## What needs to be done:
Report how many lines below contain the word "thumb". Give only the number.

## Data to use:

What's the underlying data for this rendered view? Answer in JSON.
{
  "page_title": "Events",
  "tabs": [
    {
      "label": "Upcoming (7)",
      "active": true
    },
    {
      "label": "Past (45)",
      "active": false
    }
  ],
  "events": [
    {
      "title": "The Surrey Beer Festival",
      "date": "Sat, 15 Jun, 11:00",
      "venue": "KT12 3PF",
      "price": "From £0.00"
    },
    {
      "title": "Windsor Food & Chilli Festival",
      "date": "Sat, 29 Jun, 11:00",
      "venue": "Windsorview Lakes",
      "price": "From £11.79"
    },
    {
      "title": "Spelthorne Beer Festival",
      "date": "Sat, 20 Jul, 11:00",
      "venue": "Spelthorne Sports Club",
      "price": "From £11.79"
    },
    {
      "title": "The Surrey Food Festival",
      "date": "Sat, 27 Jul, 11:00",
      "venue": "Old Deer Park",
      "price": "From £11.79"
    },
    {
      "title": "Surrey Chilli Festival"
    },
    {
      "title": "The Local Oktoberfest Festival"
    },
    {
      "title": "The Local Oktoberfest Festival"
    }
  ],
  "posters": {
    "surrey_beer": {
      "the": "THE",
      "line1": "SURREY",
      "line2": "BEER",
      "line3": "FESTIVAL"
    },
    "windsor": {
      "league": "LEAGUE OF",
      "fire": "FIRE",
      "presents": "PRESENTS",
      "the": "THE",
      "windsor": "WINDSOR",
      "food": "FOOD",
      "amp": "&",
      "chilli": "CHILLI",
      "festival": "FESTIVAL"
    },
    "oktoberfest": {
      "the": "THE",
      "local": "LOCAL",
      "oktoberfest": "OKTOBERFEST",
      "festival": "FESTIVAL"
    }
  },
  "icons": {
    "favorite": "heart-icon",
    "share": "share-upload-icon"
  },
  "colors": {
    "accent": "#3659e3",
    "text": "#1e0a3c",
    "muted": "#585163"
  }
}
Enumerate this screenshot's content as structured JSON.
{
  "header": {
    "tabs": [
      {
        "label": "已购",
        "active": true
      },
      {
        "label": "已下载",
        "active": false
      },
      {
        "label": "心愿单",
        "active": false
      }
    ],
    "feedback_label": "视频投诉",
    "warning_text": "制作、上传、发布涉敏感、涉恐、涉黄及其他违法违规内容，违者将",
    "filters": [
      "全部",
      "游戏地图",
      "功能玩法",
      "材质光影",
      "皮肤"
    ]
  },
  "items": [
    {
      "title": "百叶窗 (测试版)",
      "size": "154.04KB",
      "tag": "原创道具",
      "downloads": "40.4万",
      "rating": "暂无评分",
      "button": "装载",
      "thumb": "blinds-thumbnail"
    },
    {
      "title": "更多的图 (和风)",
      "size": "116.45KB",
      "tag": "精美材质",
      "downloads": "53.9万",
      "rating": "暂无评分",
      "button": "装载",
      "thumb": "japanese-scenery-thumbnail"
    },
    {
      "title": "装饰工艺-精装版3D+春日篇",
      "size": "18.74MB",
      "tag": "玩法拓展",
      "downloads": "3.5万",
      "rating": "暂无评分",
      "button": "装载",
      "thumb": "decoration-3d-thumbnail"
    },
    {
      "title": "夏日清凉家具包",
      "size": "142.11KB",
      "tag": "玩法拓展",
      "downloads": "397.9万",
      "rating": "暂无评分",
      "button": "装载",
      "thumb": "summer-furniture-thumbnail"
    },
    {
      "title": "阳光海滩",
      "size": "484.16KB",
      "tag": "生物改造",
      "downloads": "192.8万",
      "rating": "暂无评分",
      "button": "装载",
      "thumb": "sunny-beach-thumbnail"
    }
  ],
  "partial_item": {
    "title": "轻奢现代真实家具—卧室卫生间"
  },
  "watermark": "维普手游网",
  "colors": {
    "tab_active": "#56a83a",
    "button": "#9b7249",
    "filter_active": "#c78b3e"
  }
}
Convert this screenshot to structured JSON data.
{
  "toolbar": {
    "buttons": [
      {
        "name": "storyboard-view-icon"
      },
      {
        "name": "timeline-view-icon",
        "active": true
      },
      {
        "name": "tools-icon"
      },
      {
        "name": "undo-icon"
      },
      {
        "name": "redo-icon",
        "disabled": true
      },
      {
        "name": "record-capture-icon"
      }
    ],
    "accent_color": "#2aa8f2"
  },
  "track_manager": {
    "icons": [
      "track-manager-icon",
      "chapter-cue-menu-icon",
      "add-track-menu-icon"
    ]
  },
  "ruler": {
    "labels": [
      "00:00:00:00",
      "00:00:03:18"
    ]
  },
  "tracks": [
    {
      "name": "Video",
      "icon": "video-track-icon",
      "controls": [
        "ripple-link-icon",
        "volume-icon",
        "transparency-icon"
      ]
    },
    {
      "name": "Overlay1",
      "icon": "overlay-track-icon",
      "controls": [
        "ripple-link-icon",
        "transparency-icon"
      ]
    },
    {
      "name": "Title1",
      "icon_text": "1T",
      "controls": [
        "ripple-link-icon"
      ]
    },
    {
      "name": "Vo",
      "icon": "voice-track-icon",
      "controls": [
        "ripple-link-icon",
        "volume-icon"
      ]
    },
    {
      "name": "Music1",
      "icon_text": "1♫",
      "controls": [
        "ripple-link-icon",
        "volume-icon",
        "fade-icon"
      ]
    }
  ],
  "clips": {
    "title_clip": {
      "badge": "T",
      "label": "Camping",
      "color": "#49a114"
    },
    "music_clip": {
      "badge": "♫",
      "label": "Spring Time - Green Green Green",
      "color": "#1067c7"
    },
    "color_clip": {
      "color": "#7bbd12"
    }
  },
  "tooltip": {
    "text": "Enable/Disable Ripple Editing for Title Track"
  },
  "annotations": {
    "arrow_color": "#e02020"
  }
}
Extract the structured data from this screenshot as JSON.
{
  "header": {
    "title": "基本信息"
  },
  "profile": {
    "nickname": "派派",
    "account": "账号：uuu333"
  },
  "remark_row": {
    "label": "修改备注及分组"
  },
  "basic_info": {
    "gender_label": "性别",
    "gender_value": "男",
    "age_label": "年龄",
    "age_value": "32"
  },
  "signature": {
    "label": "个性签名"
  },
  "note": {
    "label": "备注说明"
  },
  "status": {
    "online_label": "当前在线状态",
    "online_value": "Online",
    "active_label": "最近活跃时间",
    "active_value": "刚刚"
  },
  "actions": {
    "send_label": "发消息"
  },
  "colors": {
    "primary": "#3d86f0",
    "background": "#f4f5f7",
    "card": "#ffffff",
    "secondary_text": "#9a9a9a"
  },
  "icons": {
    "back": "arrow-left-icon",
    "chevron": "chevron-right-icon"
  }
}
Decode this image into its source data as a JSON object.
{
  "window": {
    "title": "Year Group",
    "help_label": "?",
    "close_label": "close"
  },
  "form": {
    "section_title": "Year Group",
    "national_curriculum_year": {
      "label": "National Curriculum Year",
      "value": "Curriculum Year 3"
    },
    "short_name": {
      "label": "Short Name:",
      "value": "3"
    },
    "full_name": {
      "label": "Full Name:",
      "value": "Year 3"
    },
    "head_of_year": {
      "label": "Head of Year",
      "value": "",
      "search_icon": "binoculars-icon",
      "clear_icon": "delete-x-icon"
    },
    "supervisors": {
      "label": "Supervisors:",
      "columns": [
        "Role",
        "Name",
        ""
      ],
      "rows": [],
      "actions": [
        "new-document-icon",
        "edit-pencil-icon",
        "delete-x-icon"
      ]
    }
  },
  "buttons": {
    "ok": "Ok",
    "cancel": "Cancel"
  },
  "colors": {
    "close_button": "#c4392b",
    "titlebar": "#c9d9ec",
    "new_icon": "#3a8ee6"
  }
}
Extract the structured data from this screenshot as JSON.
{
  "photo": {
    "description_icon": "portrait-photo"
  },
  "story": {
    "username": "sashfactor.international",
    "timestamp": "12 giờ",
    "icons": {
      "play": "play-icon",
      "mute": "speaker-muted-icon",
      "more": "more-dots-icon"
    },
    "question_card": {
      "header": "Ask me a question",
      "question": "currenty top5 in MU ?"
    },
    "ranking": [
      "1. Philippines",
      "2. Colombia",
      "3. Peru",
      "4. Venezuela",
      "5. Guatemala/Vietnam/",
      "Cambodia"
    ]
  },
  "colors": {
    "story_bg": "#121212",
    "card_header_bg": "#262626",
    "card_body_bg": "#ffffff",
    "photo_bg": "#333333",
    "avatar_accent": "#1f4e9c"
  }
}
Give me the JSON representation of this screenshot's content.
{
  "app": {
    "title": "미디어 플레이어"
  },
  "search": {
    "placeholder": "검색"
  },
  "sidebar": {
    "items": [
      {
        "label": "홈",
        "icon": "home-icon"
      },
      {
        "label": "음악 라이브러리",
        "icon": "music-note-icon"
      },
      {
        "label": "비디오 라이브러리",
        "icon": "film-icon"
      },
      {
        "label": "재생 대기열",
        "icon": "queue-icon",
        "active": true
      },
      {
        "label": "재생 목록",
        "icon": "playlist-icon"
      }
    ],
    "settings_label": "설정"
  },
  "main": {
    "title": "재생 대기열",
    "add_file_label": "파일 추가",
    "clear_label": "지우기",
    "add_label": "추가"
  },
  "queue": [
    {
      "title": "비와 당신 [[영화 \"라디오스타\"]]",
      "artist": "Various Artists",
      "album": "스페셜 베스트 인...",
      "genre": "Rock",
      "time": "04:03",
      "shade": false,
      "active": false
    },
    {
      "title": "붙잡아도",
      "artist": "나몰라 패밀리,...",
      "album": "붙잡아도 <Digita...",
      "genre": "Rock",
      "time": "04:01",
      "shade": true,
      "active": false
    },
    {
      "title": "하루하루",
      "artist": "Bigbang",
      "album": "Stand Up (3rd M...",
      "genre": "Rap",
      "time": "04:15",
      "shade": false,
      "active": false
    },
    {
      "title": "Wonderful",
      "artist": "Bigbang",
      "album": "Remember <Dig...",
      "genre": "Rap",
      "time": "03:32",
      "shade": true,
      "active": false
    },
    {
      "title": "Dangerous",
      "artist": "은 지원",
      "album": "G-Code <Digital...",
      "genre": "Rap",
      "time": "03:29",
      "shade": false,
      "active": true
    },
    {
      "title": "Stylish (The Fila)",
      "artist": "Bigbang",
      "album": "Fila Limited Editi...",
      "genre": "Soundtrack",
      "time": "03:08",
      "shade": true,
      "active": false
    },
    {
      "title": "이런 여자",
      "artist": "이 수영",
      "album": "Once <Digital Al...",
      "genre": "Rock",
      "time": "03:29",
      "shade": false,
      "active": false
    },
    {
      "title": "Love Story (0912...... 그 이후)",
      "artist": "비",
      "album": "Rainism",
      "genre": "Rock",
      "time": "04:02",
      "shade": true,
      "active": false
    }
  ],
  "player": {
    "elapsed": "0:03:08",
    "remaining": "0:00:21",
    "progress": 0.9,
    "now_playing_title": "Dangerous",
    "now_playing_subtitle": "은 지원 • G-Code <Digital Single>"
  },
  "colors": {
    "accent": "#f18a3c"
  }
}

## Solution to the exercise:
5